I defend the view that there are organic unities mainly by presenting examples of organic unities. I also defend the view against two objections. The first objection appeals to the notion of an evaluatively incomplete state of affairs. The second objection holds that the intrinsic value of a state of affairs can be different in different contexts. I argue that neither objection provides a compelling reason for rejecting these examples.
Technology used in online marketing has advanced to a state where collection, enhancement and aggregation of information are instantaneous. This proliferation of customer information focused technology brings with it a host of issues surrounding customer privacy. This article makes two key contributions to the debate concerning digital privacy. First, we use theories of justice to help understand the way consumers conceive of, and react to, privacy concerns. Specifically, it is argued that an important component of consumers’ privacy concerns relates to (...) fairness judgments, which in turn comprise of the two primary components of distributive and procedural justice. Second, we make a number of prescriptions, aimed at both firms and regulators, based on the notion that consumers respond to perceived privacy violations in much the same way they would respond to an unfair exchange. (shrink)

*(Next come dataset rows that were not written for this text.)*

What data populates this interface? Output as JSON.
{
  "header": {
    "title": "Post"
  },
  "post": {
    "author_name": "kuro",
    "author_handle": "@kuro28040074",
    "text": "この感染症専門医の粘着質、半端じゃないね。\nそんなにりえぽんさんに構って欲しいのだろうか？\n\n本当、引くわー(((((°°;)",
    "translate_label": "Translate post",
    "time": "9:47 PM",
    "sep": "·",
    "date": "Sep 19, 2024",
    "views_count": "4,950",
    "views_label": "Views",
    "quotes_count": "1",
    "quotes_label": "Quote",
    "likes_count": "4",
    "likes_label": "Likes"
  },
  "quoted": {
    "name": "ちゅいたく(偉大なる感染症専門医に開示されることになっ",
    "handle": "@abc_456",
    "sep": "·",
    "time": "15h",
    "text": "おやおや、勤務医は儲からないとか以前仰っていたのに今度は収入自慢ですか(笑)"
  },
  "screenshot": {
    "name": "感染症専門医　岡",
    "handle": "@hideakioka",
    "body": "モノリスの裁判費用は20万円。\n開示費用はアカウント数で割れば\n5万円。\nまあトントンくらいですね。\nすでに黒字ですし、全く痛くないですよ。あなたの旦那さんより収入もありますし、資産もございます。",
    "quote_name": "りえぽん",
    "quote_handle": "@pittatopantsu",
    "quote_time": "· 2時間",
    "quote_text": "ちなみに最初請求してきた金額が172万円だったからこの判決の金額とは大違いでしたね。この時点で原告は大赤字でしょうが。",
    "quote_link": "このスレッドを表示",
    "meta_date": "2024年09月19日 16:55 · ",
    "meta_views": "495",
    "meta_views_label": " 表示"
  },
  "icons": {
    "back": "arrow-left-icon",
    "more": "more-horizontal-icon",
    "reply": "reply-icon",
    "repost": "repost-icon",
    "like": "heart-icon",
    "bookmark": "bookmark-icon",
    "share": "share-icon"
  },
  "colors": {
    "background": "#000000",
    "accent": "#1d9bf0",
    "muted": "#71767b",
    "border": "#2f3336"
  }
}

In “Internalism and Externalism,” Laurence BonJour suggests that the contemporary epistemological debate over internalism and externalism concerns the formulation of the justification or warrant condition in an account of knowledge. The internalist requires that for a belief to meet this condition, all of the necessary elements must be cognitively accessible to the believer, whereas the externalist claims that at least some such elements do not need to be accessible to the believer. BonJour gives an overview of this dispute. He (...) suggests that the opposition between the two views is less straightforward than has usually been thought. He proposes, in addition, that each of them has valuable roles to play in major epistemological issues, even though the internalist approach is more fundamental in an important way. (shrink)